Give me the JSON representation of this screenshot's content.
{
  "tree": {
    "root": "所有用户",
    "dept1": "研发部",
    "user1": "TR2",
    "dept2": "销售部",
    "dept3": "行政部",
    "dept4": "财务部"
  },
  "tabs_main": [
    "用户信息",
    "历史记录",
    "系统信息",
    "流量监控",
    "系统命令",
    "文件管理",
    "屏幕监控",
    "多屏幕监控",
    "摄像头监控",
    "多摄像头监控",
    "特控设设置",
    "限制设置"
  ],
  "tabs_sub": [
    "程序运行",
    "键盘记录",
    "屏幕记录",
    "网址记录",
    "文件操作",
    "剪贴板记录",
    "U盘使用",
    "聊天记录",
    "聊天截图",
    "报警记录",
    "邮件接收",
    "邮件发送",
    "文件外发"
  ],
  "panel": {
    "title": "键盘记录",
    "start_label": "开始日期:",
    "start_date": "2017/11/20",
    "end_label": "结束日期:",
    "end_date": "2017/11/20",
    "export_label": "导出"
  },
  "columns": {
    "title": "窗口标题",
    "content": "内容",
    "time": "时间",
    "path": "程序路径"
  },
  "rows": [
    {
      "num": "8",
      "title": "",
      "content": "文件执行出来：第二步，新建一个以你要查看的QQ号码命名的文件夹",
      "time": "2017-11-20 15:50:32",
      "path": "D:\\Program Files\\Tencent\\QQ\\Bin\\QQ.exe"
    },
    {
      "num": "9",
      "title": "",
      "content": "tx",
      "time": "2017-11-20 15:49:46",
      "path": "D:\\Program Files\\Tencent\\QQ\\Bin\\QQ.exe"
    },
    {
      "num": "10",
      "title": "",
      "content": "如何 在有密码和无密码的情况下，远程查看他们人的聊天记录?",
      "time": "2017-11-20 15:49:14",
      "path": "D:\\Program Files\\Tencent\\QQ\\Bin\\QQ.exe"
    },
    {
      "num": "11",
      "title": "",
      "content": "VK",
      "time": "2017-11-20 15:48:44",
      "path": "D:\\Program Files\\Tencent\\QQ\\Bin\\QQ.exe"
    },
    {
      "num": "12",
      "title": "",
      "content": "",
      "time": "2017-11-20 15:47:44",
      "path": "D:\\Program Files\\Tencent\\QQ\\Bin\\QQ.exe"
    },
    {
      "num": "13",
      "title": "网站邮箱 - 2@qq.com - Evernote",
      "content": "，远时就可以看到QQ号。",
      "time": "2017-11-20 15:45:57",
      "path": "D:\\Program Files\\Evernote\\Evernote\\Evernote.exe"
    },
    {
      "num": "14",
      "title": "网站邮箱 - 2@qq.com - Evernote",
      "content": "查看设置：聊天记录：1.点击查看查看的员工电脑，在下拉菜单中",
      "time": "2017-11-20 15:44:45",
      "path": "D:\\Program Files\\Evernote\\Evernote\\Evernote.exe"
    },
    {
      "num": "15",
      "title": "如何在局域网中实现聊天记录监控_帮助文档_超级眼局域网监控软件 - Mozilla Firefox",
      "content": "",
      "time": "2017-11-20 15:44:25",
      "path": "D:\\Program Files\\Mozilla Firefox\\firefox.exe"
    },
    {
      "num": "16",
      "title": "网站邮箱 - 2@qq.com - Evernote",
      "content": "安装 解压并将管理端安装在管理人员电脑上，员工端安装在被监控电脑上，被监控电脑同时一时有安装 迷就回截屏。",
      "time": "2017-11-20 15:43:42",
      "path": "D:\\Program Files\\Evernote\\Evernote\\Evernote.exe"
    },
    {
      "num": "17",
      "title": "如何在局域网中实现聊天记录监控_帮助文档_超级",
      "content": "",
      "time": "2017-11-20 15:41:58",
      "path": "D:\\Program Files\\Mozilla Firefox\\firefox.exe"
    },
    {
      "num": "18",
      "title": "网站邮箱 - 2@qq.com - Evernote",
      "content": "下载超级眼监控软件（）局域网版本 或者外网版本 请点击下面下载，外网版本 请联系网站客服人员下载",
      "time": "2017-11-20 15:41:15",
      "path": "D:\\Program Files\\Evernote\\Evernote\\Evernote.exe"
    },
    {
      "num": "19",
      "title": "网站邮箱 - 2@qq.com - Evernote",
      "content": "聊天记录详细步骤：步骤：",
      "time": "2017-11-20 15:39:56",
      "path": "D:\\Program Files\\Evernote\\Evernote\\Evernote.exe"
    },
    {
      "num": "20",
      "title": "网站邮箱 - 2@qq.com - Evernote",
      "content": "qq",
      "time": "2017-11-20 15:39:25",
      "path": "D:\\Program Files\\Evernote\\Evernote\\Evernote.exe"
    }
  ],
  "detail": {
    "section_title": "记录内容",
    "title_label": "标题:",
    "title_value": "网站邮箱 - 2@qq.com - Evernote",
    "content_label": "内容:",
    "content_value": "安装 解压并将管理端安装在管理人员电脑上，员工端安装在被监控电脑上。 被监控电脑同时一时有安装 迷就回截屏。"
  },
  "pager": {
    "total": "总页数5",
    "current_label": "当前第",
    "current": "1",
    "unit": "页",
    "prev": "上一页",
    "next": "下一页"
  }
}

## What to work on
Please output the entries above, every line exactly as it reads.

## Solution to this task
Give me the JSON representation of this screenshot's content.
{
  "tree": {
    "root": "所有用户",
    "dept1": "研发部",
    "user1": "TR2",
    "dept2": "销售部",
    "dept3": "行政部",
    "dept4": "财务部"
  },
  "tabs_main": [
    "用户信息",
    "历史记录",
    "系统信息",
    "流量监控",
    "系统命令",
    "文件管理",
    "屏幕监控",
    "多屏幕监控",
    "摄像头监控",
    "多摄像头监控",
    "特控设设置",
    "限制设置"
  ],
  "tabs_sub": [
    "程序运行",
    "键盘记录",
    "屏幕记录",
    "网址记录",
    "文件操作",
    "剪贴板记录",
    "U盘使用",
    "聊天记录",
    "聊天截图",
    "报警记录",
    "邮件接收",
    "邮件发送",
    "文件外发"
  ],
  "panel": {
    "title": "键盘记录",
    "start_label": "开始日期:",
    "start_date": "2017/11/20",
    "end_label": "结束日期:",
    "end_date": "2017/11/20",
    "export_label": "导出"
  },
  "columns": {
    "title": "窗口标题",
    "content": "内容",
    "time": "时间",
    "path": "程序路径"
  },
  "rows": [
    {
      "num": "8",
      "title": "",
      "content": "文件执行出来：第二步，新建一个以你要查看的QQ号码命名的文件夹",
      "time": "2017-11-20 15:50:32",
      "path": "D:\\Program Files\\Tencent\\QQ\\Bin\\QQ.exe"
    },
    {
      "num": "9",
      "title": "",
      "content": "tx",
      "time": "2017-11-20 15:49:46",
      "path": "D:\\Program Files\\Tencent\\QQ\\Bin\\QQ.exe"
    },
    {
      "num": "10",
      "title": "",
      "content": "如何 在有密码和无密码的情况下，远程查看他们人的聊天记录?",
      "time": "2017-11-20 15:49:14",
      "path": "D:\\Program Files\\Tencent\\QQ\\Bin\\QQ.exe"
    },
    {
      "num": "11",
      "title": "",
      "content": "VK",
      "time": "2017-11-20 15:48:44",
      "path": "D:\\Program Files\\Tencent\\QQ\\Bin\\QQ.exe"
    },
    {
      "num": "12",
      "title": "",
      "content": "",
      "time": "2017-11-20 15:47:44",
      "path": "D:\\Program Files\\Tencent\\QQ\\Bin\\QQ.exe"
    },
    {
      "num": "13",
      "title": "网站邮箱 - 2@qq.com - Evernote",
      "content": "，远时就可以看到QQ号。",
      "time": "2017-11-20 15:45:57",
      "path": "D:\\Program Files\\Evernote\\Evernote\\Evernote.exe"
    },
    {
      "num": "14",
      "title": "网站邮箱 - 2@qq.com - Evernote",
      "content": "查看设置：聊天记录：1.点击查看查看的员工电脑，在下拉菜单中",
      "time": "2017-11-20 15:44:45",
      "path": "D:\\Program Files\\Evernote\\Evernote\\Evernote.exe"
    },
    {
      "num": "15",
      "title": "如何在局域网中实现聊天记录监控_帮助文档_超级眼局域网监控软件 - Mozilla Firefox",
      "content": "",
      "time": "2017-11-20 15:44:25",
      "path": "D:\\Program Files\\Mozilla Firefox\\firefox.exe"
    },
    {
      "num": "16",
      "title": "网站邮箱 - 2@qq.com - Evernote",
      "content": "安装 解压并将管理端安装在管理人员电脑上，员工端安装在被监控电脑上，被监控电脑同时一时有安装 迷就回截屏。",
      "time": "2017-11-20 15:43:42",
      "path": "D:\\Program Files\\Evernote\\Evernote\\Evernote.exe"
    },
    {
      "num": "17",
      "title": "如何在局域网中实现聊天记录监控_帮助文档_超级",
      "content": "",
      "time": "2017-11-20 15:41:58",
      "path": "D:\\Program Files\\Mozilla Firefox\\firefox.exe"
    },
    {
      "num": "18",
      "title": "网站邮箱 - 2@qq.com - Evernote",
      "content": "下载超级眼监控软件（）局域网版本 或者外网版本 请点击下面下载，外网版本 请联系网站客服人员下载",
      "time": "2017-11-20 15:41:15",
      "path": "D:\\Program Files\\Evernote\\Evernote\\Evernote.exe"
    },
    {
      "num": "19",
      "title": "网站邮箱 - 2@qq.com - Evernote",
      "content": "聊天记录详细步骤：步骤：",
      "time": "2017-11-20 15:39:56",
      "path": "D:\\Program Files\\Evernote\\Evernote\\Evernote.exe"
    },
    {
      "num": "20",
      "title": "网站邮箱 - 2@qq.com - Evernote",
      "content": "qq",
      "time": "2017-11-20 15:39:25",
      "path": "D:\\Program Files\\Evernote\\Evernote\\Evernote.exe"
    }
  ],
  "detail": {
    "section_title": "记录内容",
    "title_label": "标题:",
    "title_value": "网站邮箱 - 2@qq.com - Evernote",
    "content_label": "内容:",
    "content_value": "安装 解压并将管理端安装在管理人员电脑上，员工端安装在被监控电脑上。 被监控电脑同时一时有安装 迷就回截屏。"
  },
  "pager": {
    "total": "总页数5",
    "current_label": "当前第",
    "current": "1",
    "unit": "页",
    "prev": "上一页",
    "next": "下一页"
  }
}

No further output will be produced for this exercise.